**Exercise objective**
Please work out how many of the lines below include "icon". Only the number should be given.

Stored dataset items
.....
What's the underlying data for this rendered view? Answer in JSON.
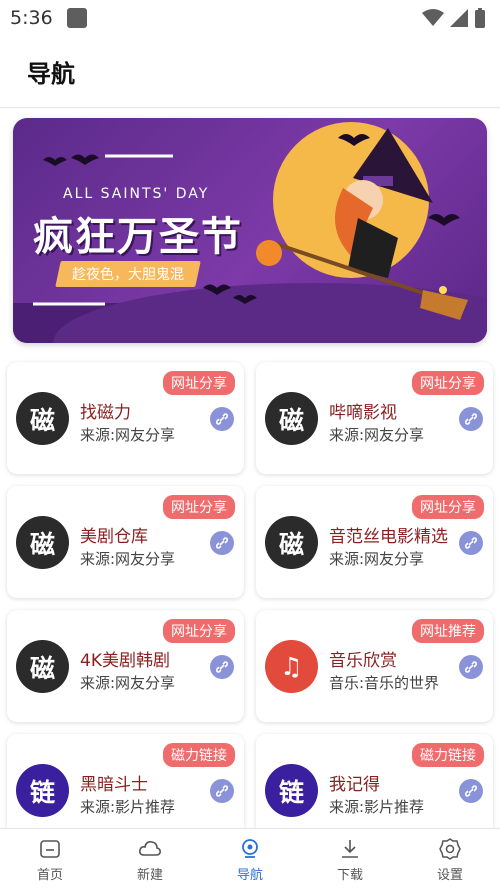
{
  "status_bar": {
    "time": "5:36"
  },
  "header": {
    "title": "导航"
  },
  "banner": {
    "subtitle": "ALL SAINTS' DAY",
    "title": "疯狂万圣节",
    "tagline": "趁夜色，大胆鬼混"
  },
  "cards": [
    {
      "name": "找磁力",
      "source": "来源:网友分享",
      "badge": "网址分享",
      "avatar": "磁",
      "avatar_color": "#2b2b2b"
    },
    {
      "name": "哔嘀影视",
      "source": "来源:网友分享",
      "badge": "网址分享",
      "avatar": "磁",
      "avatar_color": "#2b2b2b"
    },
    {
      "name": "美剧仓库",
      "source": "来源:网友分享",
      "badge": "网址分享",
      "avatar": "磁",
      "avatar_color": "#2b2b2b"
    },
    {
      "name": "音范丝电影精选",
      "source": "来源:网友分享",
      "badge": "网址分享",
      "avatar": "磁",
      "avatar_color": "#2b2b2b"
    },
    {
      "name": "4K美剧韩剧",
      "source": "来源:网友分享",
      "badge": "网址分享",
      "avatar": "磁",
      "avatar_color": "#2b2b2b"
    },
    {
      "name": "音乐欣赏",
      "source": "音乐:音乐的世界",
      "badge": "网址推荐",
      "avatar": "♫",
      "avatar_color": "#e24a3b"
    },
    {
      "name": "黑暗斗士",
      "source": "来源:影片推荐",
      "badge": "磁力链接",
      "avatar": "链",
      "avatar_color": "#3a1f9e"
    },
    {
      "name": "我记得",
      "source": "来源:影片推荐",
      "badge": "磁力链接",
      "avatar": "链",
      "avatar_color": "#3a1f9e"
    }
  ],
  "bottom_nav": [
    {
      "label": "首页",
      "icon": "home-icon"
    },
    {
      "label": "新建",
      "icon": "cloud-icon"
    },
    {
      "label": "导航",
      "icon": "compass-icon",
      "active": true
    },
    {
      "label": "下载",
      "icon": "download-icon"
    },
    {
      "label": "设置",
      "icon": "gear-icon"
    }
  ],
  "colors": {
    "accent": "#2b6fd8",
    "badge": "#f06b6b",
    "card_title": "#8a1f1f"
  }
}
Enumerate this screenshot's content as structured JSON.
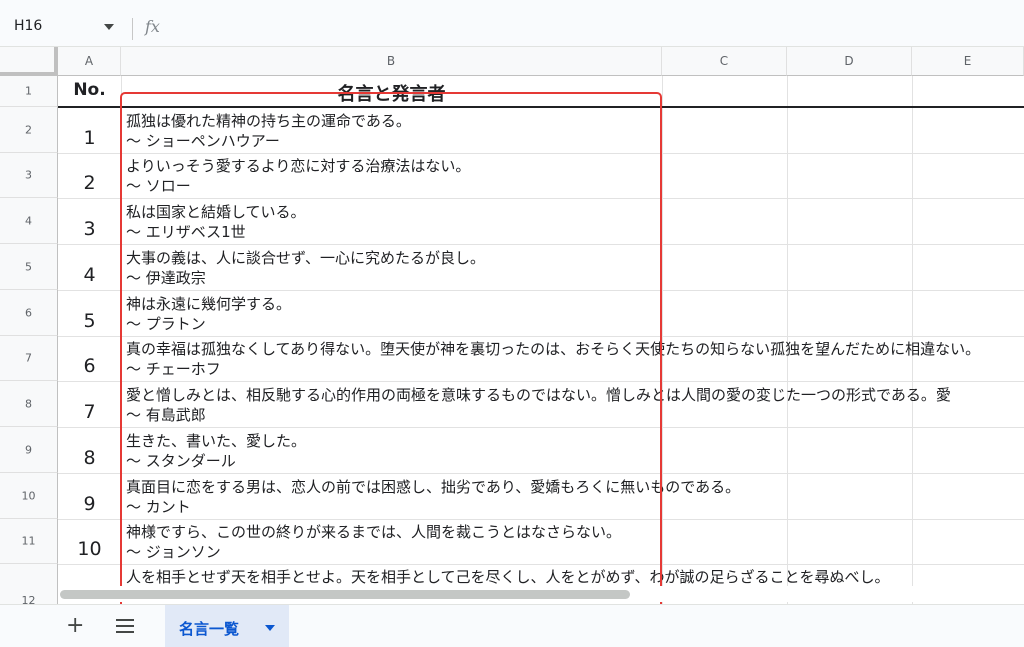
{
  "formula_bar": {
    "cell_reference": "H16",
    "fx_icon": "fx-icon",
    "dropdown_icon": "chevron-down-icon"
  },
  "columns": [
    "A",
    "B",
    "C",
    "D",
    "E"
  ],
  "header_row": {
    "row_number": "1",
    "no": "No.",
    "quote_and_speaker": "名言と発言者"
  },
  "rows": [
    {
      "row_number": "2",
      "no": "1",
      "quote": "孤独は優れた精神の持ち主の運命である。",
      "speaker": "〜 ショーペンハウアー"
    },
    {
      "row_number": "3",
      "no": "2",
      "quote": "よりいっそう愛するより恋に対する治療法はない。",
      "speaker": "〜 ソロー"
    },
    {
      "row_number": "4",
      "no": "3",
      "quote": "私は国家と結婚している。",
      "speaker": "〜 エリザベス1世"
    },
    {
      "row_number": "5",
      "no": "4",
      "quote": "大事の義は、人に談合せず、一心に究めたるが良し。",
      "speaker": "〜 伊達政宗"
    },
    {
      "row_number": "6",
      "no": "5",
      "quote": "神は永遠に幾何学する。",
      "speaker": "〜 プラトン"
    },
    {
      "row_number": "7",
      "no": "6",
      "quote": "真の幸福は孤独なくしてあり得ない。堕天使が神を裏切ったのは、おそらく天使たちの知らない孤独を望んだために相違ない。",
      "speaker": "〜 チェーホフ"
    },
    {
      "row_number": "8",
      "no": "7",
      "quote": "愛と憎しみとは、相反馳する心的作用の両極を意味するものではない。憎しみとは人間の愛の変じた一つの形式である。愛",
      "speaker": "〜 有島武郎"
    },
    {
      "row_number": "9",
      "no": "8",
      "quote": "生きた、書いた、愛した。",
      "speaker": "〜 スタンダール"
    },
    {
      "row_number": "10",
      "no": "9",
      "quote": "真面目に恋をする男は、恋人の前では困惑し、拙劣であり、愛嬌もろくに無いものである。",
      "speaker": "〜 カント"
    },
    {
      "row_number": "11",
      "no": "10",
      "quote": "神様ですら、この世の終りが来るまでは、人間を裁こうとはなさらない。",
      "speaker": "〜 ジョンソン"
    },
    {
      "row_number": "12",
      "no": "",
      "quote": "人を相手とせず天を相手とせよ。天を相手として己を尽くし、人をとがめず、わが誠の足らざることを尋ぬべし。",
      "speaker": ""
    }
  ],
  "sheet_bar": {
    "add_icon": "plus-icon",
    "menu_icon": "hamburger-menu-icon",
    "active_tab": "名言一覧"
  },
  "colors": {
    "highlight": "#e53935",
    "tab_active_bg": "#e1e9f7",
    "tab_active_text": "#0b57d0"
  }
}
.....
**Output for this task**
9